Vallet-Pichard A.,University of Paris Descartes |
Pol S.,Hopital Cochin
Therapeutic Advances in Gastroenterology | Year: 2014

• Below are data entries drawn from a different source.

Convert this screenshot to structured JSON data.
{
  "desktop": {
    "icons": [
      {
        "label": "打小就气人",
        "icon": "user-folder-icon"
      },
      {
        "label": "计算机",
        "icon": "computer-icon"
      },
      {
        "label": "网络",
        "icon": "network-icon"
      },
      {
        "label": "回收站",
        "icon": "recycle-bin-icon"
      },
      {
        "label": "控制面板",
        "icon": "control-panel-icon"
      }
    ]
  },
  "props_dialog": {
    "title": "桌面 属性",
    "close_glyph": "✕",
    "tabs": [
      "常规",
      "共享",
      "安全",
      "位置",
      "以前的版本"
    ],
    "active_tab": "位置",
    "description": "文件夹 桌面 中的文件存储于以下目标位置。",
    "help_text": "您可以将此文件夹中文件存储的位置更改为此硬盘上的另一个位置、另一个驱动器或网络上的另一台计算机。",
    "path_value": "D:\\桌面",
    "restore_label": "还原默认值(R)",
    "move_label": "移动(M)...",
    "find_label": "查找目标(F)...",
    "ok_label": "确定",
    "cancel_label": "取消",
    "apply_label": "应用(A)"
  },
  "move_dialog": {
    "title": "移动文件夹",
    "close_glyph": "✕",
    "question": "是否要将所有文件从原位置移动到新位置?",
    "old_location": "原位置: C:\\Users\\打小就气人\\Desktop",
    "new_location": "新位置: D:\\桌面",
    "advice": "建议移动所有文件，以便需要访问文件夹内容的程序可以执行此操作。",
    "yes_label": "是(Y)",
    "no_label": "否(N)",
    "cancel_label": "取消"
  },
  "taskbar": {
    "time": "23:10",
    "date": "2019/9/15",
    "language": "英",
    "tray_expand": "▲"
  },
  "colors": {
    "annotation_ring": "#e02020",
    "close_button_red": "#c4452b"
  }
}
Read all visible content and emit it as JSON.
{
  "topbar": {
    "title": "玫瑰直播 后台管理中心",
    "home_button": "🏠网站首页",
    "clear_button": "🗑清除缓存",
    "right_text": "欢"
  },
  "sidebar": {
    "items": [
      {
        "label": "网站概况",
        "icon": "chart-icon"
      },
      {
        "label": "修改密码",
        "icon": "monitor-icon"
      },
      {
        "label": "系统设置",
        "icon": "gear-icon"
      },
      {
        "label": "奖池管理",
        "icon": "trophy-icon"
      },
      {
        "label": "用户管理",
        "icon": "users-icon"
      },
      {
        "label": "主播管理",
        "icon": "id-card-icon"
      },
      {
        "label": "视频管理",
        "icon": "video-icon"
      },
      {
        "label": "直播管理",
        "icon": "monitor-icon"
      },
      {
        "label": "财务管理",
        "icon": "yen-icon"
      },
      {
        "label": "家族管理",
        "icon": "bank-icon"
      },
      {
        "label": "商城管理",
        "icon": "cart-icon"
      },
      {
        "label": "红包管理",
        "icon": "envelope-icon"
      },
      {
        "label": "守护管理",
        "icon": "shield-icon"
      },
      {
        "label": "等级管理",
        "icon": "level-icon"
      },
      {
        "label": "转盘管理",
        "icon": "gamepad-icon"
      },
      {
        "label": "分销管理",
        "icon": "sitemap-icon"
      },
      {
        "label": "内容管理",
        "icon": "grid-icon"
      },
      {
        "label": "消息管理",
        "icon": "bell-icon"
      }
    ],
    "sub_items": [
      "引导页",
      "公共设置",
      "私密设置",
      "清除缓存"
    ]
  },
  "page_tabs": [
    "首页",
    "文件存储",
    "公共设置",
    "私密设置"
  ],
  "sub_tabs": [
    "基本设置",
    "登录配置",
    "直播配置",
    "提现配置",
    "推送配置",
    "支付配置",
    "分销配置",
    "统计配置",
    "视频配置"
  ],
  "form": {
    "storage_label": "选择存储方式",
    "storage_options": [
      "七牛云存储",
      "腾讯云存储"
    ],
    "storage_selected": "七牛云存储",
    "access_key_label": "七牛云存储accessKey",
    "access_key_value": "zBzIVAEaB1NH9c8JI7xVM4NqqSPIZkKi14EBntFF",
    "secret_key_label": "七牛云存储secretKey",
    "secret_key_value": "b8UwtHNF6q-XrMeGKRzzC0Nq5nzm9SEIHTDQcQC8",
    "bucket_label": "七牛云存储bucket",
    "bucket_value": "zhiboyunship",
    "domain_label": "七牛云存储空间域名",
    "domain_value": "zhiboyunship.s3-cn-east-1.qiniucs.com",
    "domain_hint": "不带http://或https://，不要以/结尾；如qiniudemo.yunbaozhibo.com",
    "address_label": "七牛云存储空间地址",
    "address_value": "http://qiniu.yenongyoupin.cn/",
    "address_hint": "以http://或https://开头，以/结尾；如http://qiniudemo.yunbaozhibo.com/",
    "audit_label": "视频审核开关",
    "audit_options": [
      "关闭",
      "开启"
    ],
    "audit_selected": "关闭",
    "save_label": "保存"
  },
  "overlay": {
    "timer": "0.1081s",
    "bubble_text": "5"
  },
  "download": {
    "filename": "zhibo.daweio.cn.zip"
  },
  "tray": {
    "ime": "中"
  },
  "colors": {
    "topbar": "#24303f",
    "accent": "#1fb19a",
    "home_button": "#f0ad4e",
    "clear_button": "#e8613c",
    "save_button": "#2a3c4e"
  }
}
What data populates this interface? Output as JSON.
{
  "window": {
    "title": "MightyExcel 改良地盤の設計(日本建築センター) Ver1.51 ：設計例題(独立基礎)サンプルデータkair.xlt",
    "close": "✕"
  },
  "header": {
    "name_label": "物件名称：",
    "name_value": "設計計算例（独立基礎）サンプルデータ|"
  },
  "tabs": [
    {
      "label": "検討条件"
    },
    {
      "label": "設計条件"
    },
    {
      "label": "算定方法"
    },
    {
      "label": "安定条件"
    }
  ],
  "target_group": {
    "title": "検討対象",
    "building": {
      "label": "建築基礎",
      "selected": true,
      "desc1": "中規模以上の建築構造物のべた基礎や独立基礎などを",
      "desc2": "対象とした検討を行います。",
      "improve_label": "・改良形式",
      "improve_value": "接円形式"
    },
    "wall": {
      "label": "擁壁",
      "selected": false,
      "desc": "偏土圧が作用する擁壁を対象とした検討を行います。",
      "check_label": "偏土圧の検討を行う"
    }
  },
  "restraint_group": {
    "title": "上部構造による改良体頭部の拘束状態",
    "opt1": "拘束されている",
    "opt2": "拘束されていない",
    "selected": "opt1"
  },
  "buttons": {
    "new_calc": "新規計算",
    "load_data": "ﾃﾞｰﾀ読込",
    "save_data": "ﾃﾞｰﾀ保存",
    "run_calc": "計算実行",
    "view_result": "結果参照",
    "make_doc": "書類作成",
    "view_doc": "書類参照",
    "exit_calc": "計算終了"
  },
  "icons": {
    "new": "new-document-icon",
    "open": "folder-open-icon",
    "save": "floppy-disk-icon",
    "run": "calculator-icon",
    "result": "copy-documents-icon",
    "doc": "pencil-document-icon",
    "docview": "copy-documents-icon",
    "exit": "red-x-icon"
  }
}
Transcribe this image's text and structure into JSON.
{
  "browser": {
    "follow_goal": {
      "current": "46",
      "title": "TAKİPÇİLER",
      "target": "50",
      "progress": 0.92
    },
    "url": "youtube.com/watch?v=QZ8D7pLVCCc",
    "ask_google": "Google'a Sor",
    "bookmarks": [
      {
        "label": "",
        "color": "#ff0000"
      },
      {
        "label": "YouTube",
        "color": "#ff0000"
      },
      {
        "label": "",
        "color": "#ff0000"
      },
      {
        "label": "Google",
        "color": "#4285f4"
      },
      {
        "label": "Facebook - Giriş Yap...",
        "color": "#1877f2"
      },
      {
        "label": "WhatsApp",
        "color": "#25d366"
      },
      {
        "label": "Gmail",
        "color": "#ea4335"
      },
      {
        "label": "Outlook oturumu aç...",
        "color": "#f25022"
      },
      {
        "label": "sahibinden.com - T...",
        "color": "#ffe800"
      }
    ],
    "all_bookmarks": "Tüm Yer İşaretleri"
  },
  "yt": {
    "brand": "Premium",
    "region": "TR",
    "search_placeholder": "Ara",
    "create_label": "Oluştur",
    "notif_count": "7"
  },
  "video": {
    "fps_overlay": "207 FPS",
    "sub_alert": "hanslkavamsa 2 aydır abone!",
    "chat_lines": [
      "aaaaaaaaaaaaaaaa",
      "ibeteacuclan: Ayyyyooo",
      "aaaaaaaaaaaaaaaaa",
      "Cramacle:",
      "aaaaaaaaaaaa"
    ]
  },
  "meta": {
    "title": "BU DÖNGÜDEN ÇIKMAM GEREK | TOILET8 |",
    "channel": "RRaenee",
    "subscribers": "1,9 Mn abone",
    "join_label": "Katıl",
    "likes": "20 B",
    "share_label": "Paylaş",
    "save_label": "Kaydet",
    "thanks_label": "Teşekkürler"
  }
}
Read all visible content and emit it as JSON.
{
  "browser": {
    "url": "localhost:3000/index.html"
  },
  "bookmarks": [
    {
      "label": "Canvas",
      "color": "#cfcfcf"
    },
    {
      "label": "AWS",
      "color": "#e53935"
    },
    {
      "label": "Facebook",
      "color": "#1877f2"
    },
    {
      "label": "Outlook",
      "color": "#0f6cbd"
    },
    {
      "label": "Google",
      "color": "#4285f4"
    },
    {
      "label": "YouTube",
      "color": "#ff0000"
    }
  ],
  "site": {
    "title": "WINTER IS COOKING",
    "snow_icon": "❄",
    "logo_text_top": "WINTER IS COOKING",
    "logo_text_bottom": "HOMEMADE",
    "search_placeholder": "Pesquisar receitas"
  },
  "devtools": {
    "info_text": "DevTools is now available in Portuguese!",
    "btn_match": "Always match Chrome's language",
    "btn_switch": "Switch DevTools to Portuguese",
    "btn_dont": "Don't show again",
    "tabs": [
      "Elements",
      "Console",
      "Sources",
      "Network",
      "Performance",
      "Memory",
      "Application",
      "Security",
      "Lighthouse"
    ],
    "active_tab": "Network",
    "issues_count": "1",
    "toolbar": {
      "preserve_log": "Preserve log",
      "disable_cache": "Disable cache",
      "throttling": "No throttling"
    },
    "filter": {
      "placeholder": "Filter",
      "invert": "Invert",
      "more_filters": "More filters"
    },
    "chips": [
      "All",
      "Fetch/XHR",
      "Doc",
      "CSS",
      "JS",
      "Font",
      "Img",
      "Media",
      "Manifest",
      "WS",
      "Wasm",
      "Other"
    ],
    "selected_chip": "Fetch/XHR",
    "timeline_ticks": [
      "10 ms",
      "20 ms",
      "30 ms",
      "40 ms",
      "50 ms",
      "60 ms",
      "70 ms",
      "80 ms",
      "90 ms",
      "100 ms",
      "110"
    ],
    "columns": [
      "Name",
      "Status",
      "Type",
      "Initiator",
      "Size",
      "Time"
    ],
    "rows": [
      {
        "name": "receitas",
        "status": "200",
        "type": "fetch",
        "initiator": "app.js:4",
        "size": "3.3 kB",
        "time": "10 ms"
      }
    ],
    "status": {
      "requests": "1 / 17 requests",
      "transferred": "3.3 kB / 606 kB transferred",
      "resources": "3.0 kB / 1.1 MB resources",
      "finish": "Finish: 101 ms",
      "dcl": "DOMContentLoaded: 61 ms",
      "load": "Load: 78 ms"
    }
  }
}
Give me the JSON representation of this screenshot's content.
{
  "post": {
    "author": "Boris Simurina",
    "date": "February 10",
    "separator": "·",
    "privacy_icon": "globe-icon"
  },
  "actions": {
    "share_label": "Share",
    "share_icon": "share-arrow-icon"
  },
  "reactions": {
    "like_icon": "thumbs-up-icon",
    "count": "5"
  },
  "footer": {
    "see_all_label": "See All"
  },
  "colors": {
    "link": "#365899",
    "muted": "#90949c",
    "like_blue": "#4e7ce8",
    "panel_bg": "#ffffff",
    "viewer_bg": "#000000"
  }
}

The goal of chronic hepatitis B (CHB) treatment is to improve survival by preventing disease progression to decompensated cirrhosis and hepatocellular carcinoma which is the cause of over 1 million deaths annually. The risk of disease progression is reduced when a sustained reduction of hepatitis B virus (HBV) DNA to undetectable levels and suppression of HBV replication are obtained which can result in regression of liver fibrosis and may even reverse cirrhosis. However, even if HBsAg loss occurs, HBV is not completely eradicated by treatment, and long-term therapy is required in patients who are HBeAg- and HBeAg+ who do not maintain off-treatment virological suppression and in those with advanced liver disease. The recently updated European Association of the Study of the Liver (EASL) clinical practical guidelines for HBV have clarified, first, how to treat HBV (interferon or the most potent oral drugs with optimal resistance profiles, i.e. entecavir and tenofovir disoproxil fumarate, should be used as first-line monotherapies); second, who should be treated (CHB in patients with significant liver disease but also patients who are HBsAg+ and are receiving immunosuppressive treatment, patients coinfected with HBV and human immunodeficiency virus, mothers who are HBsAg+ with high viral load in late pregnancy associated with sero vaccination to reduce the risk of vertical transmission of HBV; and third, when to stop antiviral therapies. The aim of this review was to clarify how to treat HBV and who should be treated, as well as when to stop treatment. Although the answer to these questions is clear for pegylated interferon, it is more debatable for nucleos(t)ide analogues (anti-HBe seroconversion, HBsAg loss or anti-HBs seroconversion with undetectable HBV DNA are clear indications to discontinue treatment but sustained undetectable HBV DNA in patients who are anti-HBe+ without significant fibrosis might be another indication). © The Author(s), 2014.
Marsac J.,Hopital Cochin
Bulletin de l'Academie Nationale de Medecine | Year: 2013
Heart rate variability (HRV) is a noninvasive, practical and reproducible measure of autonomic nervous system function. Although the heart is reasonably stable, the time between two beats (R-R) can be very different. HRV is the time variation between two consecutive heartbeats. HRV is believed to correspond to the balance between the sympathic and parasympathic influences on the intrinsic rhythm of the sinoatrial node. HRV is influenced by lifestyle factors, including physical activity, eating habits, sleep pattern, and smoking. In adults, decreased HR V is associated with a higher risk of cardiac events, including death, and is a predictor of hypertension. HRV may also have predictive value for life expectancy and health. HR V changes due to lifestyle factors precede the onset of cardiovascular disorders. Measurement of HRV and its components is of major interest for medical practitioners and public health specialists, in order to predict and evaluate the risk of cardiometabolic events related to lifestyle factors.